- Assigned task: Where the string "инструмент" appears in a line of the data, show that line.

Dataset rows for apps and sites:

▽

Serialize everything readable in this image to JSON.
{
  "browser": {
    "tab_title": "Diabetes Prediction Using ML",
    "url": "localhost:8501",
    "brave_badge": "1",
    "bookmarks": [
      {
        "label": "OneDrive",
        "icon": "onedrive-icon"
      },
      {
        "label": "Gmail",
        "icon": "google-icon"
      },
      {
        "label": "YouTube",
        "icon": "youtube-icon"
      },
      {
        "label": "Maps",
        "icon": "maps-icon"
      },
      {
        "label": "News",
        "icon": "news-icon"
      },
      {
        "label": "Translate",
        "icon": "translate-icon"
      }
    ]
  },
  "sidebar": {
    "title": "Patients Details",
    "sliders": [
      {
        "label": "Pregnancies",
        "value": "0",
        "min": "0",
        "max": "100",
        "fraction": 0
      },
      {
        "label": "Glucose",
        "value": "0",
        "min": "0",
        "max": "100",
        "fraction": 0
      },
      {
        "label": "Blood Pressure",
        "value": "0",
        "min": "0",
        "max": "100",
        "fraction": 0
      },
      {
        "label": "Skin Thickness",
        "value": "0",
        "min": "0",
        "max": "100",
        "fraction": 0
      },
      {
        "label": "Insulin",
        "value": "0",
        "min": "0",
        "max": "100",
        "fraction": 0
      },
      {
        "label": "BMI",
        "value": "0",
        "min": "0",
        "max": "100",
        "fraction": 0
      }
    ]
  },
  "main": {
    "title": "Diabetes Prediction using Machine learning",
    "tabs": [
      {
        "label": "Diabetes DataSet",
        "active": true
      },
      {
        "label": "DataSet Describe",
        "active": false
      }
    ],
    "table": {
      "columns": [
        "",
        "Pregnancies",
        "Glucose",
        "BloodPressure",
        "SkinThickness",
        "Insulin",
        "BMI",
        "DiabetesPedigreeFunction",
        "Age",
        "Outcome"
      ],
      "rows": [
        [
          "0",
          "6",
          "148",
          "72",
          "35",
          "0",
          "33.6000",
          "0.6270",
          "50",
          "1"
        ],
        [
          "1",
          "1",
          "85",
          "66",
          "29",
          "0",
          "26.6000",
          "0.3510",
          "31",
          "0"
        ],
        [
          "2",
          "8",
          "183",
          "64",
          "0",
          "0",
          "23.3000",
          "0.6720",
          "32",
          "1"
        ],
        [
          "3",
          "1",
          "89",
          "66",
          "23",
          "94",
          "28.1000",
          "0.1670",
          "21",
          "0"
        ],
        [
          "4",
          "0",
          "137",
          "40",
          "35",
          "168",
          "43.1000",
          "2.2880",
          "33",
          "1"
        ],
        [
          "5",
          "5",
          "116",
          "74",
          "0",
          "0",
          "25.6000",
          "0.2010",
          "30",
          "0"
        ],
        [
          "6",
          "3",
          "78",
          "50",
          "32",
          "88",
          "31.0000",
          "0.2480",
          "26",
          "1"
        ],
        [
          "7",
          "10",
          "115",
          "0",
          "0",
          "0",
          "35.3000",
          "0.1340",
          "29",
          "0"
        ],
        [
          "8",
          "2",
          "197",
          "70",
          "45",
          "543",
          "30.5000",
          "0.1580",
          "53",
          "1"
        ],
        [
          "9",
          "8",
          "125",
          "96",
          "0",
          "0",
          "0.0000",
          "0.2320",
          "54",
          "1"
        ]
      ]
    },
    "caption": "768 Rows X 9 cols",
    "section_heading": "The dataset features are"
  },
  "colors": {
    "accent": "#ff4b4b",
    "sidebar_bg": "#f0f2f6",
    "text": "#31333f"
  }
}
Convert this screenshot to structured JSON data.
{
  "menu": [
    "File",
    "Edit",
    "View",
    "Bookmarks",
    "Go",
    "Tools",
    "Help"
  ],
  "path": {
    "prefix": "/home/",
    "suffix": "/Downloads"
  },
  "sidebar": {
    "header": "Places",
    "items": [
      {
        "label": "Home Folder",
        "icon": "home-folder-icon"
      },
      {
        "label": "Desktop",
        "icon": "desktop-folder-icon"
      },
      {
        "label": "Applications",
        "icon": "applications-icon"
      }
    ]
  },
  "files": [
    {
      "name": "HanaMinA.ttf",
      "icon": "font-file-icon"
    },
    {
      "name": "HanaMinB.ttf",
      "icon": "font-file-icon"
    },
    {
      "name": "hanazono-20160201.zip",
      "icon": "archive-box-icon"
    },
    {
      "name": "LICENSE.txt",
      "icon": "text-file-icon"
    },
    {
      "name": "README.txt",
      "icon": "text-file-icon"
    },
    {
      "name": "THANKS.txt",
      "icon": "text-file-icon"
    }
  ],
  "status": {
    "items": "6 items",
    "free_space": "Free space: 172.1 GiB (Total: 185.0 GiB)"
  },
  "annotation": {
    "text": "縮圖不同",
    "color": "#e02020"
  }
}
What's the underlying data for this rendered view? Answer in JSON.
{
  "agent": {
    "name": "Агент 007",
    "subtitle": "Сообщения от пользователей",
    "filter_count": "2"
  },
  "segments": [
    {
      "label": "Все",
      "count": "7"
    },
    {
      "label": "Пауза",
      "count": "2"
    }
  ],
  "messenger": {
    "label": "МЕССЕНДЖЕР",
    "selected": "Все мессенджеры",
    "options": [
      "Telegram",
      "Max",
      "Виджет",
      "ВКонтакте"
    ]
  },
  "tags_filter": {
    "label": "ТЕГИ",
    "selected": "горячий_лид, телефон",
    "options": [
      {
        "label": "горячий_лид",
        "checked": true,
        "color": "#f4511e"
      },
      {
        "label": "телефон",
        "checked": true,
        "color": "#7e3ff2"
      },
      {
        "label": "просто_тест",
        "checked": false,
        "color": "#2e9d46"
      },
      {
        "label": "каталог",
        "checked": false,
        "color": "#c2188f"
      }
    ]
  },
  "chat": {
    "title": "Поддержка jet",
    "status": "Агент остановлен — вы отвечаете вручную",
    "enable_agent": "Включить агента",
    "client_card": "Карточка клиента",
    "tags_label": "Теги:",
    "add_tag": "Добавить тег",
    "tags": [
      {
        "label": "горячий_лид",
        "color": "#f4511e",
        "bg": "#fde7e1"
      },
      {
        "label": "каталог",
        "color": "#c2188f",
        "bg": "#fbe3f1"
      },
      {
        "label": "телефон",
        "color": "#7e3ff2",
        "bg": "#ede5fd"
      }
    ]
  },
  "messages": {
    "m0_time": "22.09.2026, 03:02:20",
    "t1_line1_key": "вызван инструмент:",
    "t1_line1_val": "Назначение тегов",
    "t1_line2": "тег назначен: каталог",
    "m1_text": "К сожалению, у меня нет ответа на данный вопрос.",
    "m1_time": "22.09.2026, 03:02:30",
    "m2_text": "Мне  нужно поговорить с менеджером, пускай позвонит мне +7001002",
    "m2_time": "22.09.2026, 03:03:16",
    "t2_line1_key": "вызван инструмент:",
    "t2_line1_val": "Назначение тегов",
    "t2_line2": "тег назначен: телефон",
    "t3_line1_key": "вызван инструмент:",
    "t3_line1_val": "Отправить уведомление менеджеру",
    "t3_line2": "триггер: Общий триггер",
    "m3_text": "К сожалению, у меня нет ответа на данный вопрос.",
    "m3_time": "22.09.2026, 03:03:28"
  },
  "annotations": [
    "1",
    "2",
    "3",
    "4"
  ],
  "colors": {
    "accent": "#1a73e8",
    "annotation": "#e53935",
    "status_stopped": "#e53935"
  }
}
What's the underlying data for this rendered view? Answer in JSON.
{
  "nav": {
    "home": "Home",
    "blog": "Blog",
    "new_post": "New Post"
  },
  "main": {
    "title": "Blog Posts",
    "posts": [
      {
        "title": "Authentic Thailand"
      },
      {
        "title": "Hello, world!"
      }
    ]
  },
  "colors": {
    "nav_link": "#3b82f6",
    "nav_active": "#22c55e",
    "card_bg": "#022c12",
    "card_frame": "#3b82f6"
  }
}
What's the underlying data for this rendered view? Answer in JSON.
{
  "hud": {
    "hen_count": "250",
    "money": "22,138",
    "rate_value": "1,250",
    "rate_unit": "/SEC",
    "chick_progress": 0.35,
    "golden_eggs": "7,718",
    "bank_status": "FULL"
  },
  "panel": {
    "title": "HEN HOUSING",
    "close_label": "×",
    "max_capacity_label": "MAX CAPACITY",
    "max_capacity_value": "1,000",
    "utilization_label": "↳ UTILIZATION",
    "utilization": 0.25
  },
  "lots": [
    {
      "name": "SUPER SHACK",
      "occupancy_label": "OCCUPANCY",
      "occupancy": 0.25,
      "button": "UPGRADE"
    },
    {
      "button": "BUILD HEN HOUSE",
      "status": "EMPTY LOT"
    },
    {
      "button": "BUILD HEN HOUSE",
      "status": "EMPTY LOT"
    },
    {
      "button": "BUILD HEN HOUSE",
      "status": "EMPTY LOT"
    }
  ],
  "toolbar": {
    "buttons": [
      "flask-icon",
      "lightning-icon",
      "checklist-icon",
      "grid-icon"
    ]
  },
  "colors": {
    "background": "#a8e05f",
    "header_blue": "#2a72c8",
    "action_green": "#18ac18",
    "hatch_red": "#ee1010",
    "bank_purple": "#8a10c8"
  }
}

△

- Exercise solution:
    "t1_line1_key": "вызван инструмент:",
    "t2_line1_key": "вызван инструмент:",
    "t3_line1_key": "вызван инструмент:",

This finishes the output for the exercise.